* Brief
Check each line of the data below for the word "INTERVAL", then extract the ones that have it.

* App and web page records
[Start of section]
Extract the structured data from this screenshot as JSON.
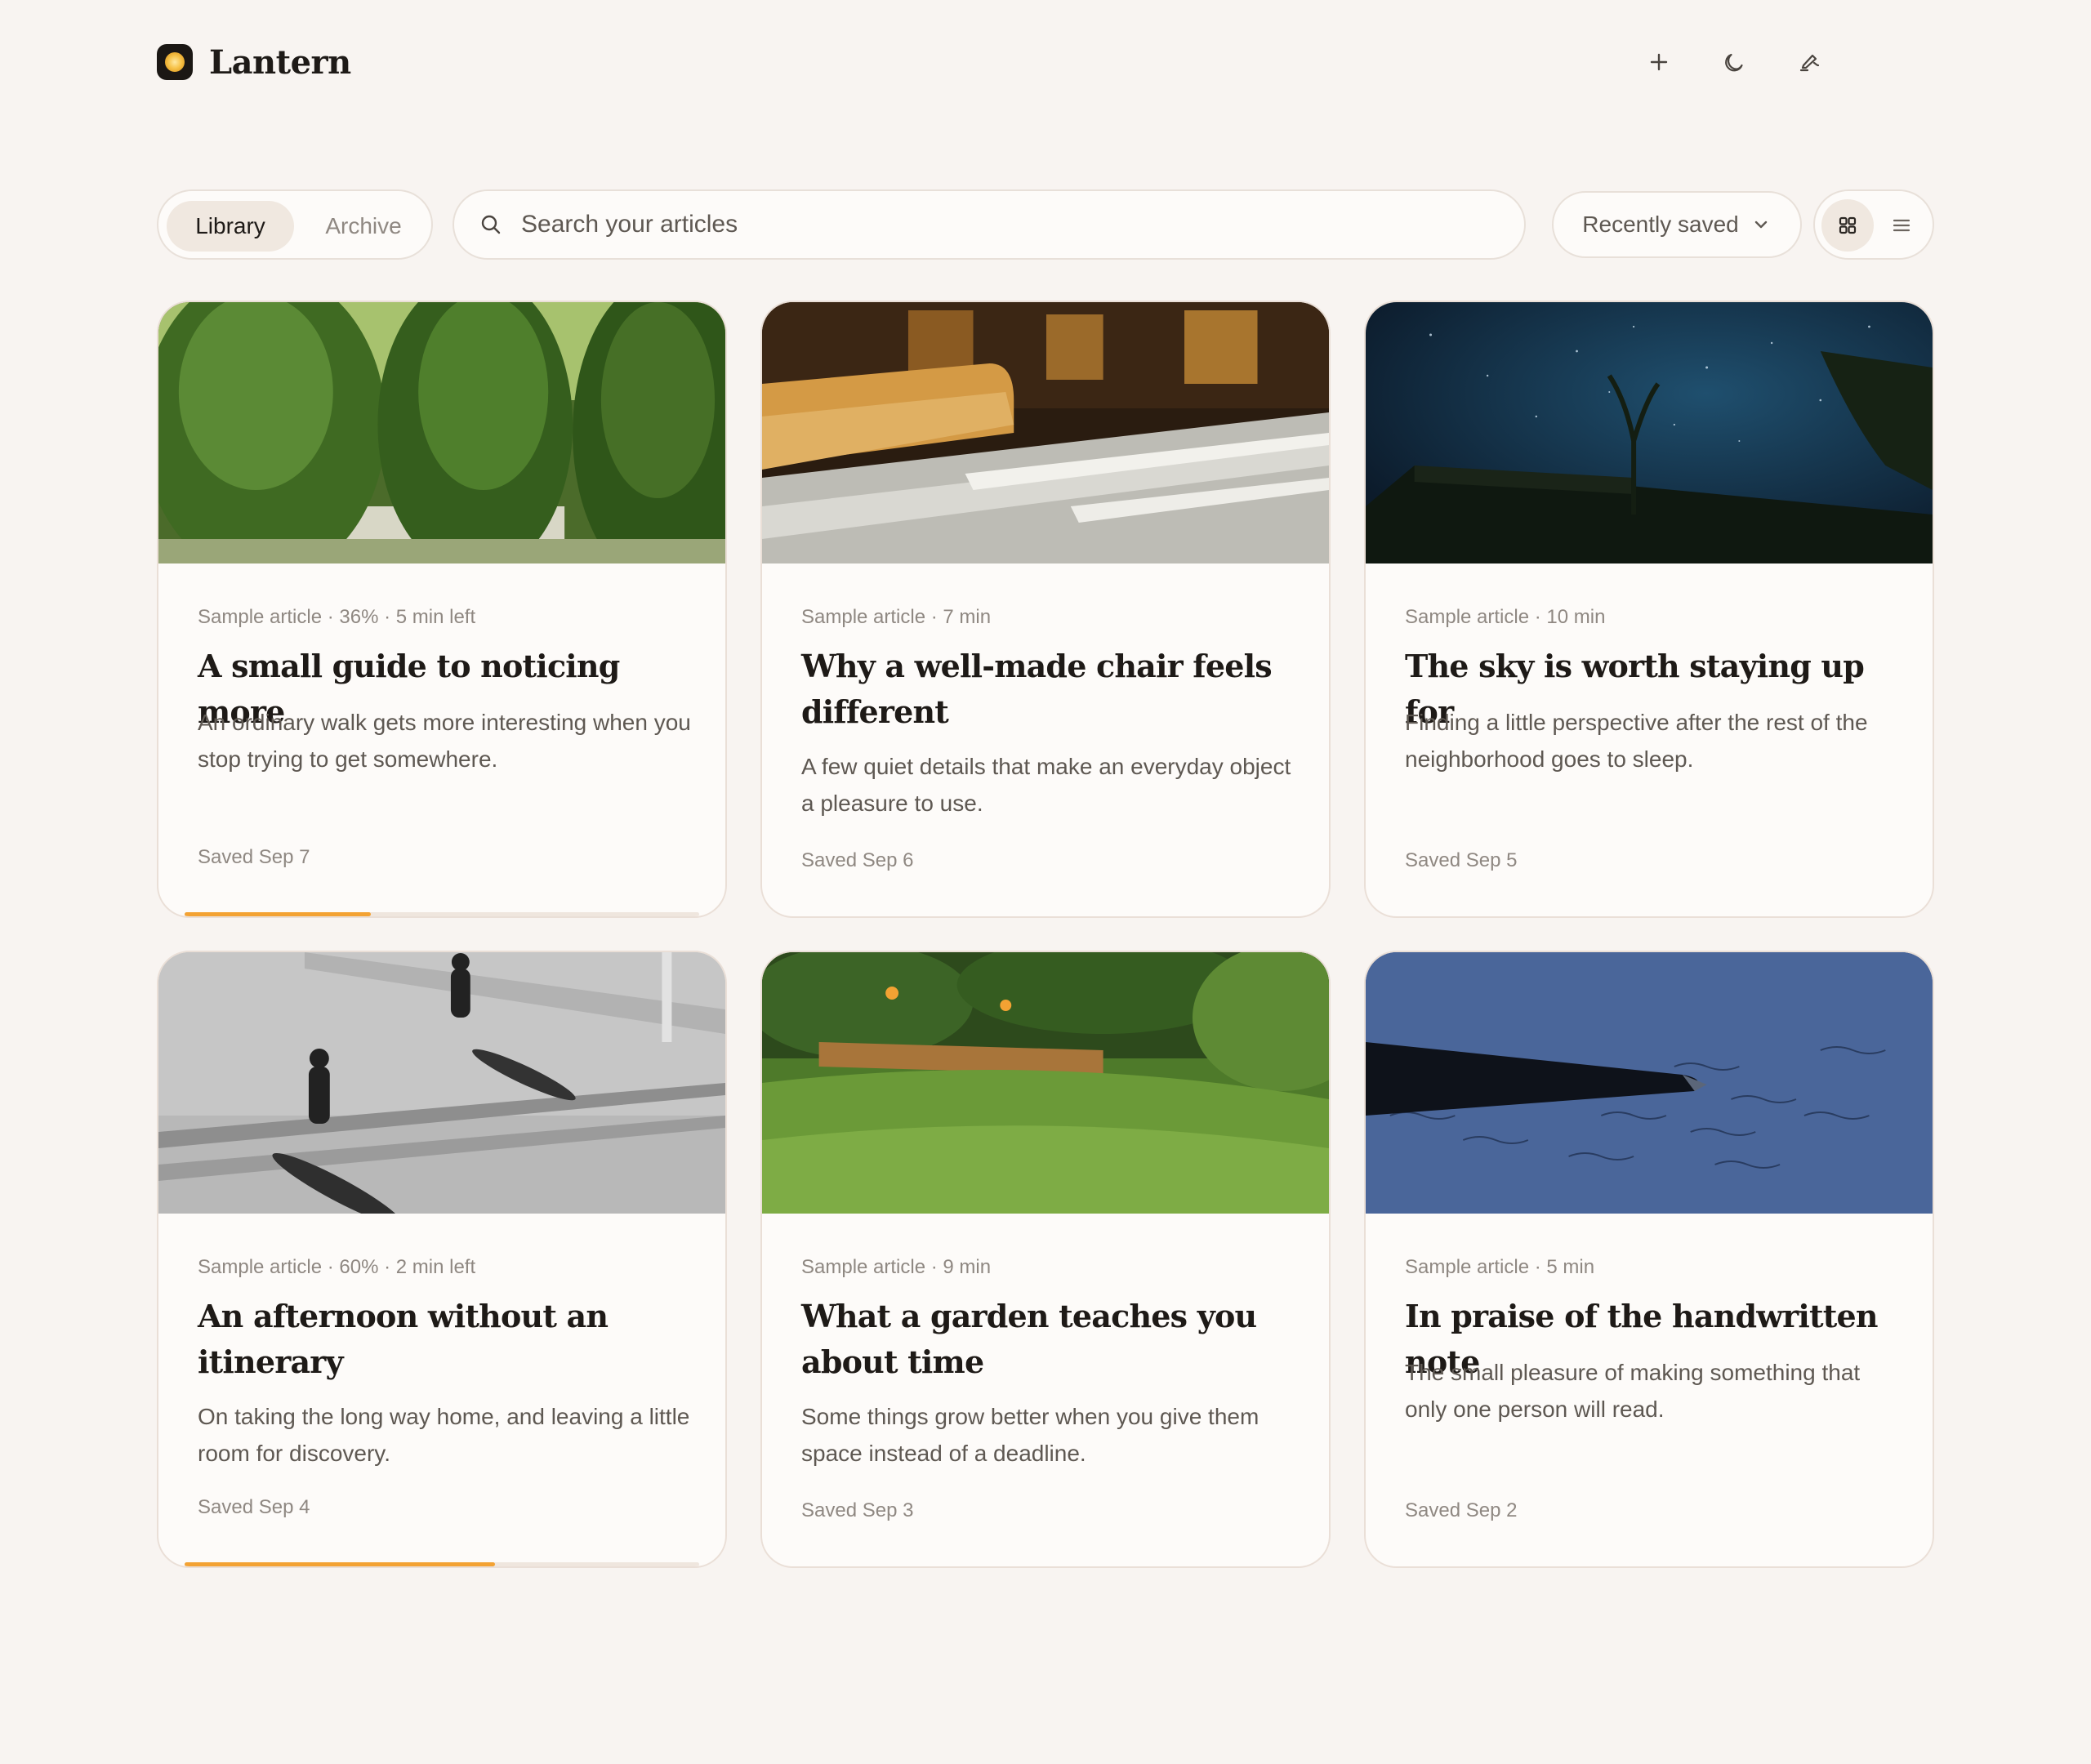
{
  "app": {
    "name": "Lantern"
  },
  "header": {
    "actions": [
      {
        "name": "add-icon"
      },
      {
        "name": "moon-icon"
      },
      {
        "name": "highlight-pen-icon"
      }
    ]
  },
  "toolbar": {
    "tabs": [
      {
        "label": "Library",
        "active": true
      },
      {
        "label": "Archive",
        "active": false
      }
    ],
    "search": {
      "placeholder": "Search your articles",
      "value": ""
    },
    "sort": {
      "selected": "Recently saved"
    },
    "view": {
      "selected": "grid"
    }
  },
  "colors": {
    "accent": "#f3a233",
    "background": "#f8f4f1",
    "card": "#fdfbf9"
  },
  "articles": [
    {
      "meta": "Sample article · 36% · 5 min left",
      "title": "A small guide to noticing more",
      "description": "An ordinary walk gets more interesting when you stop trying to get somewhere.",
      "saved": "Saved Sep 7",
      "progress": 0.36,
      "image": "hedges"
    },
    {
      "meta": "Sample article · 7 min",
      "title": "Why a well-made chair feels different",
      "description": "A few quiet details that make an everyday object a pleasure to use.",
      "saved": "Saved Sep 6",
      "progress": null,
      "image": "chair"
    },
    {
      "meta": "Sample article · 10 min",
      "title": "The sky is worth staying up for",
      "description": "Finding a little perspective after the rest of the neighborhood goes to sleep.",
      "saved": "Saved Sep 5",
      "progress": null,
      "image": "night-sky"
    },
    {
      "meta": "Sample article · 60% · 2 min left",
      "title": "An afternoon without an itinerary",
      "description": "On taking the long way home, and leaving a little room for discovery.",
      "saved": "Saved Sep 4",
      "progress": 0.6,
      "image": "pedestrians"
    },
    {
      "meta": "Sample article · 9 min",
      "title": "What a garden teaches you about time",
      "description": "Some things grow better when you give them space instead of a deadline.",
      "saved": "Saved Sep 3",
      "progress": null,
      "image": "garden"
    },
    {
      "meta": "Sample article · 5 min",
      "title": "In praise of the handwritten note",
      "description": "The small pleasure of making something that only one person will read.",
      "saved": "Saved Sep 2",
      "progress": null,
      "image": "pen-note"
    }
  ]
}
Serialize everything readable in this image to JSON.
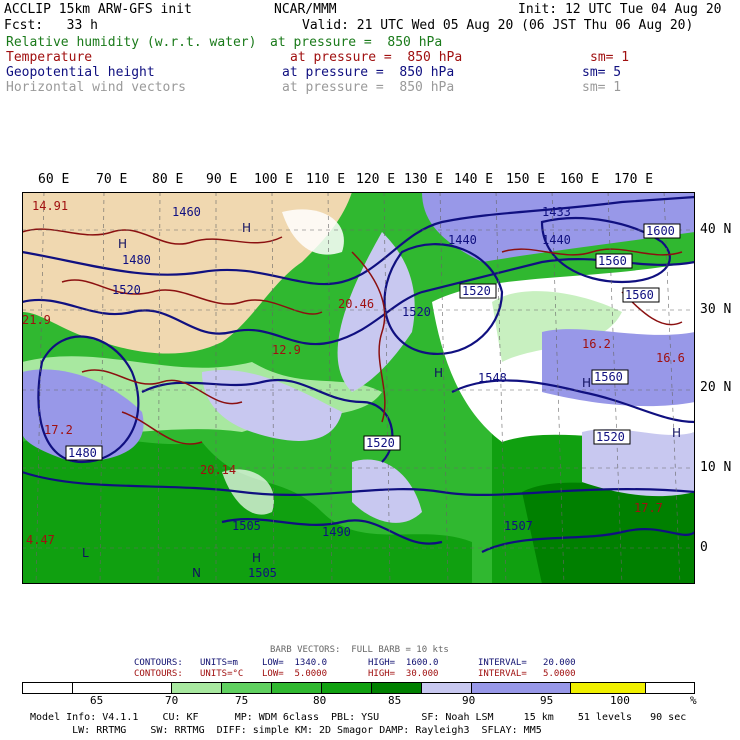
{
  "header": {
    "line1_left": "ACCLIP 15km ARW-GFS init",
    "line1_mid": "NCAR/MMM",
    "line1_right": "Init: 12 UTC Tue 04 Aug 20",
    "line2_left": "Fcst:   33 h",
    "line2_right": "Valid: 21 UTC Wed 05 Aug 20 (06 JST Thu 06 Aug 20)",
    "fields": [
      {
        "name": "Relative humidity (w.r.t. water)",
        "level": "at pressure =  850 hPa",
        "sm": ""
      },
      {
        "name": "Temperature",
        "level": "at pressure =  850 hPa",
        "sm": "sm= 1"
      },
      {
        "name": "Geopotential height",
        "level": "at pressure =  850 hPa",
        "sm": "sm= 5"
      },
      {
        "name": "Horizontal wind vectors",
        "level": "at pressure =  850 hPa",
        "sm": "sm= 1"
      }
    ]
  },
  "map": {
    "lon_labels": [
      "60 E",
      "70 E",
      "80 E",
      "90 E",
      "100 E",
      "110 E",
      "120 E",
      "130 E",
      "140 E",
      "150 E",
      "160 E",
      "170 E"
    ],
    "lat_labels": [
      "40 N",
      "30 N",
      "20 N",
      "10 N",
      "0"
    ],
    "height_contour_labels": [
      "1600",
      "1560",
      "1560",
      "1520",
      "1560",
      "1520",
      "1480",
      "1520",
      "1520",
      "1548",
      "1505",
      "1490",
      "1507",
      "1505",
      "1480",
      "1520",
      "1460",
      "1440",
      "1433",
      "1440"
    ],
    "temp_labels": [
      "14.91",
      "20.46",
      "20.14",
      "17.2",
      "16.6",
      "21.9",
      "16.2",
      "12.9",
      "4.47",
      "17.7"
    ],
    "colors": {
      "rh_lt65": "#ffffff",
      "rh_terrain": "#f0d8b0",
      "rh_70": "#a8e8a0",
      "rh_75": "#60d060",
      "rh_80": "#30b830",
      "rh_85": "#10a010",
      "rh_90": "#008000",
      "rh_95": "#c8c8f0",
      "rh_100": "#9898e8",
      "rh_max": "#f0f000",
      "height_contour": "#101080",
      "temp_contour": "#8b1010"
    }
  },
  "legend": {
    "barb_text": "BARB VECTORS:  FULL BARB = 10 kts",
    "contour1": {
      "label": "CONTOURS:",
      "units": "UNITS=m",
      "low": "LOW=  1340.0",
      "high": "HIGH=  1600.0",
      "interval": "INTERVAL=   20.000"
    },
    "contour2": {
      "label": "CONTOURS:",
      "units": "UNITS=°C",
      "low": "LOW=  5.0000",
      "high": "HIGH=  30.000",
      "interval": "INTERVAL=   5.0000"
    },
    "colorbar_labels": [
      "65",
      "70",
      "75",
      "80",
      "85",
      "90",
      "95",
      "100",
      "%"
    ],
    "colorbar_colors": [
      "#ffffff",
      "#ffffff",
      "#a8e8a0",
      "#60d060",
      "#30b830",
      "#10a010",
      "#008000",
      "#c8c8f0",
      "#9898e8",
      "#f0f000"
    ]
  },
  "footer": {
    "line1": "Model Info: V4.1.1    CU: KF      MP: WDM 6class  PBL: YSU       SF: Noah LSM     15 km    51 levels   90 sec",
    "line2": "       LW: RRTMG    SW: RRTMG  DIFF: simple KM: 2D Smagor DAMP: Rayleigh3  SFLAY: MM5"
  }
}
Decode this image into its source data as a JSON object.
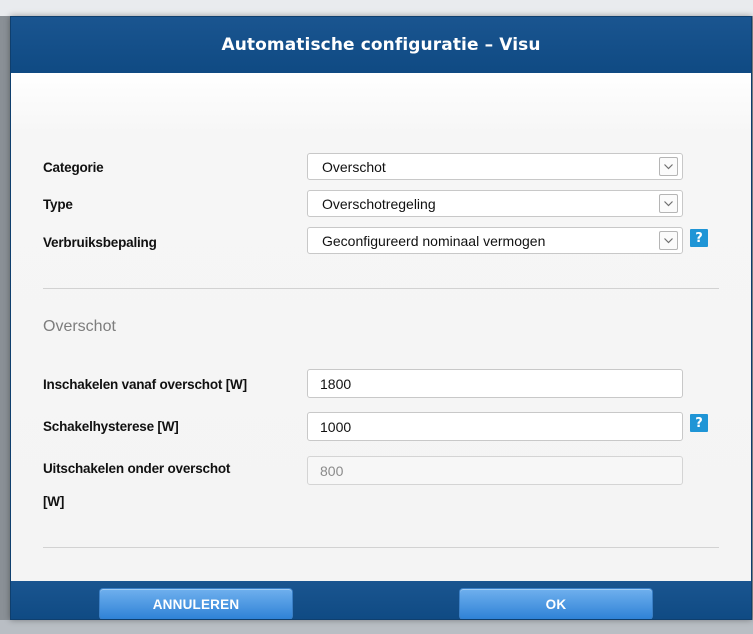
{
  "dialog": {
    "title": "Automatische configuratie – Visu"
  },
  "fields": {
    "categorie": {
      "label": "Categorie",
      "value": "Overschot"
    },
    "type": {
      "label": "Type",
      "value": "Overschotregeling"
    },
    "verbruiksbepaling": {
      "label": "Verbruiksbepaling",
      "value": "Geconfigureerd nominaal vermogen"
    }
  },
  "section": {
    "title": "Overschot",
    "inschakelen": {
      "label": "Inschakelen vanaf overschot [W]",
      "value": "1800"
    },
    "hysterese": {
      "label": "Schakelhysterese [W]",
      "value": "1000"
    },
    "uitschakelen": {
      "label_line1": "Uitschakelen onder overschot",
      "label_line2": "[W]",
      "value": "800"
    }
  },
  "help_icon": "?",
  "buttons": {
    "cancel_label": "ANNULEREN",
    "ok_label": "OK"
  },
  "colors": {
    "header": "#0f4a83",
    "button": "#2f82d6",
    "help": "#1f95d6"
  }
}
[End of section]
* Answer to this problem
      "interval": "INTERVAL=   20.000"
      "interval": "INTERVAL=   5.0000"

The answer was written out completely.